DOCTOR KIDS – REVIEW
Apparently an educational kids game meant for younger children to teach them not to be afraid of the doctor and dentist, Doctor Kids is also lot of fun for the whole family. It’s colorful animated characters have some amusing facial expressions, and with its intuitive controls and not too difficult challenge, it’s suitable for anyone who likes playing games.
Running as an Android app (but also available for other mobile platforms), Doctor Kids is a traditional style computer game with high definition graphics which has many pre-existing clones. In fact, for those who can remember early computer systems, there have been several games like this on platforms dating right back to the early 1980s. In an attempt to add some originality to the established format, various mini games are included in each scene, but in general, there is nothing very new here. The game is tried and tested fun but is as simple as fixing the various ailments of the patients who come through the door and being rewarded for your services.
In the case of Doctor Kids rather than any of the others where you treat animals or monsters, the setting is a children’s hospital where patients come in with different illnesses and injuries which need to be fixed. Once the individual is sent to the right doctor’s office, certain procedures can be performed to cure their ailments.
Without being overly graphic when it comes to the various injuries, there is nothing gory or scary about the operations which need to be carried out. Mending broken bones is simply a matter of x-raying the afflicted area then tapping and rotating the bones into their correct position. Thus, while there’s a element of truth to this, it’s a shame that real life broken bones cannot be fixed quite as easily.
Dentistry is even more fun with all the tools and drills which you commonly encounter available to fix some horrid-looking sets of choppers. Tartar can be scraped, discolored teeth can be brushed and polished, cavities filled, and in the worst case scenario, you can use a pair of pliers to extract a bad tooth. You can even give the patient braces! Sometimes the patients give a little shriek of pain or fright which is rather hilarious.

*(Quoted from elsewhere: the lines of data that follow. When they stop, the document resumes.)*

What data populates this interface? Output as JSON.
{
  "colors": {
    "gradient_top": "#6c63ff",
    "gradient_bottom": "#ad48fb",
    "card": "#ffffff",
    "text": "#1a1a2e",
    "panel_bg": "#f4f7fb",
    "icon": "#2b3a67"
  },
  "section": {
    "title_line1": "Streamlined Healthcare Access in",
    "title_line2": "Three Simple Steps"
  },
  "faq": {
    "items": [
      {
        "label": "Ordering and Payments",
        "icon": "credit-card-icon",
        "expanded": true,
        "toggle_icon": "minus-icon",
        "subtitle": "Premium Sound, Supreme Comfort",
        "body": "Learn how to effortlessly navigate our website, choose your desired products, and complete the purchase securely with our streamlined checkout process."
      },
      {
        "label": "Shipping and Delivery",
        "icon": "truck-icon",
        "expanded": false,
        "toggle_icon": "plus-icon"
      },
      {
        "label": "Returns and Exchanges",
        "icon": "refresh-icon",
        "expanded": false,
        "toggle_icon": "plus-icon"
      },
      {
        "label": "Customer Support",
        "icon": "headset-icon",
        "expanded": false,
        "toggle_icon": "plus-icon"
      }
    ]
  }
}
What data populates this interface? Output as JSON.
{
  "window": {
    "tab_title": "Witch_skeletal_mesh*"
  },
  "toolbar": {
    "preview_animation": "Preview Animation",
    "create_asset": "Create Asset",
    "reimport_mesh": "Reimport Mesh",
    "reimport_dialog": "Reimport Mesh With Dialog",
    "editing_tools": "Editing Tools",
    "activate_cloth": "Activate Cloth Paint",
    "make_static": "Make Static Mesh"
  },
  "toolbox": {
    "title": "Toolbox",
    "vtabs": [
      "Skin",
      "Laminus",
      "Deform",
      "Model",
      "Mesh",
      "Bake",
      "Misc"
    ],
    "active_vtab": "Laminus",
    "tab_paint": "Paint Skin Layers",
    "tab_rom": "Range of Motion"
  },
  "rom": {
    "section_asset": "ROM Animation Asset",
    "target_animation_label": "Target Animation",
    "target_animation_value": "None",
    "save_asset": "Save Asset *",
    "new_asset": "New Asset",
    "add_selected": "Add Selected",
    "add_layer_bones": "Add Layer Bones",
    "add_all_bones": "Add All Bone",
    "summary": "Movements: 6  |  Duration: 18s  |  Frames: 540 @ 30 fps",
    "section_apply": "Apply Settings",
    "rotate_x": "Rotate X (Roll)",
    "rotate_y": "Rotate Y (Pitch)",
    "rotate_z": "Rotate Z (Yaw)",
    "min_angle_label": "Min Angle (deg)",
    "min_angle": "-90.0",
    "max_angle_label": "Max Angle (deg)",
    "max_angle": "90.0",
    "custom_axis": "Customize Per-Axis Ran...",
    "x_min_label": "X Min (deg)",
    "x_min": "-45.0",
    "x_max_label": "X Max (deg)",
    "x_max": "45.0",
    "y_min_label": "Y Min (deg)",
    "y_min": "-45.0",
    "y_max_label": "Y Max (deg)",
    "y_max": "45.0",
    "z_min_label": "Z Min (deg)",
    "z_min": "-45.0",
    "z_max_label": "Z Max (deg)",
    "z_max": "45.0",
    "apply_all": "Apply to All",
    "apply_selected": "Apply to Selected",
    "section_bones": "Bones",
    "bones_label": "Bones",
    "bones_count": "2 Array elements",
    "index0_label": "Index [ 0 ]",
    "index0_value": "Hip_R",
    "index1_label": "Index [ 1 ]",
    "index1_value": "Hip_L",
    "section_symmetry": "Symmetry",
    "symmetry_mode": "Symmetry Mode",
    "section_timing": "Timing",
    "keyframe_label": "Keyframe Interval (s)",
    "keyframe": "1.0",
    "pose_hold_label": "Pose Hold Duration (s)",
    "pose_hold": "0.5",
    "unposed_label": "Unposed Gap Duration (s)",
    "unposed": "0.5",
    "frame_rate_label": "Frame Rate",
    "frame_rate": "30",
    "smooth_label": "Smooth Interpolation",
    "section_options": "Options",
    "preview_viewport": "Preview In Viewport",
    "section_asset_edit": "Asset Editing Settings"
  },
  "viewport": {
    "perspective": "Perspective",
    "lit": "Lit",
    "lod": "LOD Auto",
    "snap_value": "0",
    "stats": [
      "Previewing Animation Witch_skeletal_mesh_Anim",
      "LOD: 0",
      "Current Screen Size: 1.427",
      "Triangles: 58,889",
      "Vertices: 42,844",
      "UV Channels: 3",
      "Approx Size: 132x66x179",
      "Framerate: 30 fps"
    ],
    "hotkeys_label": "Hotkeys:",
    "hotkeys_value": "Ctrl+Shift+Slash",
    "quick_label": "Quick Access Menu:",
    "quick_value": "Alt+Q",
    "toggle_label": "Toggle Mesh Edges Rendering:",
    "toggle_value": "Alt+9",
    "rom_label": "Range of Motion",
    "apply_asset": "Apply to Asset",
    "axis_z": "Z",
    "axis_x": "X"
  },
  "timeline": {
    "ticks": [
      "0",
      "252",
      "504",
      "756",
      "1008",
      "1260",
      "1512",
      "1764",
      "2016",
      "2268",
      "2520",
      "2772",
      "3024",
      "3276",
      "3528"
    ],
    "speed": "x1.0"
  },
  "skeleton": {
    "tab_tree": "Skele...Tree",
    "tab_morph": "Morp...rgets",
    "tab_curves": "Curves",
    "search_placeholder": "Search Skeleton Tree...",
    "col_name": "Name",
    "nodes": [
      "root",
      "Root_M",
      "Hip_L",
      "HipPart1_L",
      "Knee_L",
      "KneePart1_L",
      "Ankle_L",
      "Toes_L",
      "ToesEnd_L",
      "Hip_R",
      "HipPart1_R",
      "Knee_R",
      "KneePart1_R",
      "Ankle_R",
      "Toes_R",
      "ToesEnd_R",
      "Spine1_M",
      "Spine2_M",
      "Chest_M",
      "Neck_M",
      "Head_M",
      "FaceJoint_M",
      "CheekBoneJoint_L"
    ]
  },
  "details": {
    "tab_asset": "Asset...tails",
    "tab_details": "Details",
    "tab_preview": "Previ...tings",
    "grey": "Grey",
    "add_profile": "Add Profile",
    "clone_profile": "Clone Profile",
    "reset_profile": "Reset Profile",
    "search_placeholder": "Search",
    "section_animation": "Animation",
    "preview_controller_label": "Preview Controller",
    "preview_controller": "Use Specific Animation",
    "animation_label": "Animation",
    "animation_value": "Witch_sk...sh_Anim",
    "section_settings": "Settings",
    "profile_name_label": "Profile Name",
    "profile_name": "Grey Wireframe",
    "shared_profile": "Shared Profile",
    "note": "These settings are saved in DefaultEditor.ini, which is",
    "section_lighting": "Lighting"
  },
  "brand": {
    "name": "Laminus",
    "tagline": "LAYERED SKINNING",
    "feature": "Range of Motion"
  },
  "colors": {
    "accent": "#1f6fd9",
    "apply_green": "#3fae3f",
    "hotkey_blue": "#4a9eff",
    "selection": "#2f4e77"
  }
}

In other scenarios, patients covered in spots need to be diagnosed and vaccinated, and some children may need to have an eye-examination. Completing these activities ticks boxes on the patient’s medical record until the card is filled.
The mini games are also quite entertaining, especially the ones where you catch drops of vaccine in a test tube and eliminate viruses from a drop of blood under a microscope. There is also an ambulance driving portion of the game where you can locate and give first aid to patients. Brightly colored bandages, plasters, and flavored medicines abound.
With numerous possibilities created by the different combinations of medical problems, there seems to be an inexhaustible amount of gameplay available. However, once the same tasks have been completed a few times, Doctor Kids does tend to get boring. How long it will keep a small child entertained is anyone’s guess, but it should hold the average player’s attention for at least a few hours.